Ice a threat for drivers after snow falls
Posted January 21, 2014
Temperatures dropped through the 30s Tuesday evening as snow and rain fell across central North Carolina. "Anything that falls will freeze," said WRAL Chief Meteorologist Greg Fishel, "And that sets us up for an icy commute in the morning."
Most area school systems, including Wake, Durham and Cumberland counties, planned ahead and posted two-hour delays for Wednesday morning. The complete list of area closings and delays numbered more than 100.
The State Highway Patrol advised drivers to avoid being on the roads once snow starts to fall.
If you must drive in ice and snow, take these precautions:
- Make sure your battery and cellphone are fully charged
- Fill your gas tank
- Pack bottled water and a blanket in the trunk
While on the road, slow down when roads are slick. Other driving tips:
- Increase your following distance. You should allow about four car lengths for every 10 mph
- Drive slower than the posted speed limit
- Don't use cruise control
- Stay in cleared lanes, or follow in the tracks of other vehicles where possible
- Don't try to change lanes
If your car starts to skid:
- Let your foot off the gas
- Don't slam on the brakes
- Steer into the skid
- Get to a safe place
- If you get stuck, turn on your flashers so rescue and emergency crews can find and help you.
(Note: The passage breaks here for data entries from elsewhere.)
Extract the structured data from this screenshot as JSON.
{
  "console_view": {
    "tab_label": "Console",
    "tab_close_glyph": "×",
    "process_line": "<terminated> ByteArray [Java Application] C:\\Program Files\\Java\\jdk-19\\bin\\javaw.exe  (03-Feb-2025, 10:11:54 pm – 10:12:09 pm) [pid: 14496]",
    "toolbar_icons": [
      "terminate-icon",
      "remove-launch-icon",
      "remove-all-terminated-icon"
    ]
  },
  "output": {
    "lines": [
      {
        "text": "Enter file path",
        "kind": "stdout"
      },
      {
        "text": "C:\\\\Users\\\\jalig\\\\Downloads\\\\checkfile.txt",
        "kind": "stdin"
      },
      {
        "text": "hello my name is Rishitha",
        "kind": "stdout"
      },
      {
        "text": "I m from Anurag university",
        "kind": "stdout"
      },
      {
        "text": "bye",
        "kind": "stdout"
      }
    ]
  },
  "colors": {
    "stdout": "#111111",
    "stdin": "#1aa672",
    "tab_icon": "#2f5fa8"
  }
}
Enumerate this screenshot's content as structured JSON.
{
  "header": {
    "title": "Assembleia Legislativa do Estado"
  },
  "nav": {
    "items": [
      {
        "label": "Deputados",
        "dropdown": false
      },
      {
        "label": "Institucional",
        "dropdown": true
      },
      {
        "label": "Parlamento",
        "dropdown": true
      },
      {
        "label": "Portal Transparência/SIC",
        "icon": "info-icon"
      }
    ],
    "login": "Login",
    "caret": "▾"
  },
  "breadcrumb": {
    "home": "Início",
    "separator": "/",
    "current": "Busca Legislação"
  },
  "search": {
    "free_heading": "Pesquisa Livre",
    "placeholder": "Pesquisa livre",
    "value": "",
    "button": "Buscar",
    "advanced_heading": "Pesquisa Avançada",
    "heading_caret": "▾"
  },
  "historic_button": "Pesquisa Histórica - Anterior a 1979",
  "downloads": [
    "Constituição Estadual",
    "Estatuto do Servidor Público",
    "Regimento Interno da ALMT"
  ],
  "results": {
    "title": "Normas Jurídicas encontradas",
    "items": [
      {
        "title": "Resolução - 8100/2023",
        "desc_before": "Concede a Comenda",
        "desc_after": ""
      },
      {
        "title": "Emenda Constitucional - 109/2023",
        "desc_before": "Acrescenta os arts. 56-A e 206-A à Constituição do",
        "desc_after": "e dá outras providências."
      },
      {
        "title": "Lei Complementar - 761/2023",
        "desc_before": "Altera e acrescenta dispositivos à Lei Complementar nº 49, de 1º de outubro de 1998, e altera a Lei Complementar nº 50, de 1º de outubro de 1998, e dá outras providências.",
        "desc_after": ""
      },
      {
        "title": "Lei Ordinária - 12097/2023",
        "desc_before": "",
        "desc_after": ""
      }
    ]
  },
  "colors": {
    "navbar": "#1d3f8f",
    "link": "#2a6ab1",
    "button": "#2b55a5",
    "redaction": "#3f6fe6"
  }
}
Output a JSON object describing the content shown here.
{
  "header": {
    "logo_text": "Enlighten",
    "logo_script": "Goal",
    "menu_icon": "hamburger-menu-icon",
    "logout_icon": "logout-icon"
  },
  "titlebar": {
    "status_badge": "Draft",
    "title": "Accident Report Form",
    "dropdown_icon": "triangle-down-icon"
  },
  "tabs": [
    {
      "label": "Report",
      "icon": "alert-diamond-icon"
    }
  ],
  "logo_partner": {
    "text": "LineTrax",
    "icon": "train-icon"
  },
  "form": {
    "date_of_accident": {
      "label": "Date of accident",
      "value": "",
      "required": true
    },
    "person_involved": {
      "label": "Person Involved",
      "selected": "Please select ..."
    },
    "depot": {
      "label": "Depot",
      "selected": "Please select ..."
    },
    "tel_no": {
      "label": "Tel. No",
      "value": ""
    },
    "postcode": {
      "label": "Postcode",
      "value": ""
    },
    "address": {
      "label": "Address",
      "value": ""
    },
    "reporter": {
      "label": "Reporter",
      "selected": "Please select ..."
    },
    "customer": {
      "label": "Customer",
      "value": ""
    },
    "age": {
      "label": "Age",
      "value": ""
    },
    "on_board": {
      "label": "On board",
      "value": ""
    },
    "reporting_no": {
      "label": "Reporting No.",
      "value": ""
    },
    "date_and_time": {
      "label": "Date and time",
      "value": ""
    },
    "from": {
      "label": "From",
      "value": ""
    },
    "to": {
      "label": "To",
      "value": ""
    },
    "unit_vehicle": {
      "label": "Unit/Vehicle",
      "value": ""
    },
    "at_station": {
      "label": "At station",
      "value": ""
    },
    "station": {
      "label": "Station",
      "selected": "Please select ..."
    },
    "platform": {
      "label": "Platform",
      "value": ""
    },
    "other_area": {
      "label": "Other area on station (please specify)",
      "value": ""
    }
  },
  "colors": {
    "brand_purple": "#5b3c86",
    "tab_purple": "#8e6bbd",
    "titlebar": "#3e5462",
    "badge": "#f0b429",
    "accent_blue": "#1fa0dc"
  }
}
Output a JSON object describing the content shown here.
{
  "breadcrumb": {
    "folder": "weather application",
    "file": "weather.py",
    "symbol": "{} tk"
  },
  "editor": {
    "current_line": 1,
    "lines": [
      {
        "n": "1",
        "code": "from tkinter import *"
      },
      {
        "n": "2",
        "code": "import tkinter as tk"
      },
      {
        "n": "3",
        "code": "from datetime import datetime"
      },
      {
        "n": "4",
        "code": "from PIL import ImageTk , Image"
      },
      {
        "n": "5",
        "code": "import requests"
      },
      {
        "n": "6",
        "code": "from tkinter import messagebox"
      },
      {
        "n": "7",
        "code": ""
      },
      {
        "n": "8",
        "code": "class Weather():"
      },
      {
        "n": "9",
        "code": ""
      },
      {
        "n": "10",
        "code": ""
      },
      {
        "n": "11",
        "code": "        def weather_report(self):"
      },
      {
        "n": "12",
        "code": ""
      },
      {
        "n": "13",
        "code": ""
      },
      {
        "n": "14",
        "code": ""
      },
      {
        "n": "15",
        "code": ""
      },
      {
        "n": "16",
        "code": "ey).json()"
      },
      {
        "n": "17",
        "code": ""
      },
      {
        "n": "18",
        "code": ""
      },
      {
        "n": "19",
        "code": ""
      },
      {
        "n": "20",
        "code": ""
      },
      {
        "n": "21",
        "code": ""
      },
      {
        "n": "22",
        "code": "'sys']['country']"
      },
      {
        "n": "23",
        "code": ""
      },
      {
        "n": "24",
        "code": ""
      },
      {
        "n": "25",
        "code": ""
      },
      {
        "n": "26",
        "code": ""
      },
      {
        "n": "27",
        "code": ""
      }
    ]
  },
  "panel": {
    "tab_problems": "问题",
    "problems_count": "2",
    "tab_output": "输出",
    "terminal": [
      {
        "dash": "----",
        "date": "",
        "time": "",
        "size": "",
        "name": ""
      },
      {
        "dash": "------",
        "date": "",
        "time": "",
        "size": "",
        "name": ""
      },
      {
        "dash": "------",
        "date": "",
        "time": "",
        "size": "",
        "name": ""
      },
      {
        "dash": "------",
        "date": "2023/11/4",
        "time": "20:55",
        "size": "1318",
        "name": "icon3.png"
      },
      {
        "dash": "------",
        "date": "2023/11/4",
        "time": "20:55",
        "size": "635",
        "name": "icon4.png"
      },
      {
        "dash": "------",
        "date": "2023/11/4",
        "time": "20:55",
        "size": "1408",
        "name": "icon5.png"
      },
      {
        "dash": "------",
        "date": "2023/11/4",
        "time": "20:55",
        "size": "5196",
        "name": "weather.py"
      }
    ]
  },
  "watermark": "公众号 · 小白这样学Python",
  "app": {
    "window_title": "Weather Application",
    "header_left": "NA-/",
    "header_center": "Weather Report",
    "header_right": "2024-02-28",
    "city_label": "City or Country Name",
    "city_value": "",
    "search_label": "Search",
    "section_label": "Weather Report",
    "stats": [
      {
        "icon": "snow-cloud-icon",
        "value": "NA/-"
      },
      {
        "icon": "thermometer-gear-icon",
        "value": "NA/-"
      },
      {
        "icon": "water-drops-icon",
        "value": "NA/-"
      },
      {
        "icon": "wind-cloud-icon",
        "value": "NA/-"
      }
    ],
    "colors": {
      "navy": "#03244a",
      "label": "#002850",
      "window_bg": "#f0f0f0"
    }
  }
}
Throughout the day Tuesday, North Carolina Department of Transportation crews spread salt brine – a mix of salt and water used to inhibit ice from adhering to road surfaces. Crews were on standby to spread more salt and sand to help with traction on major roads.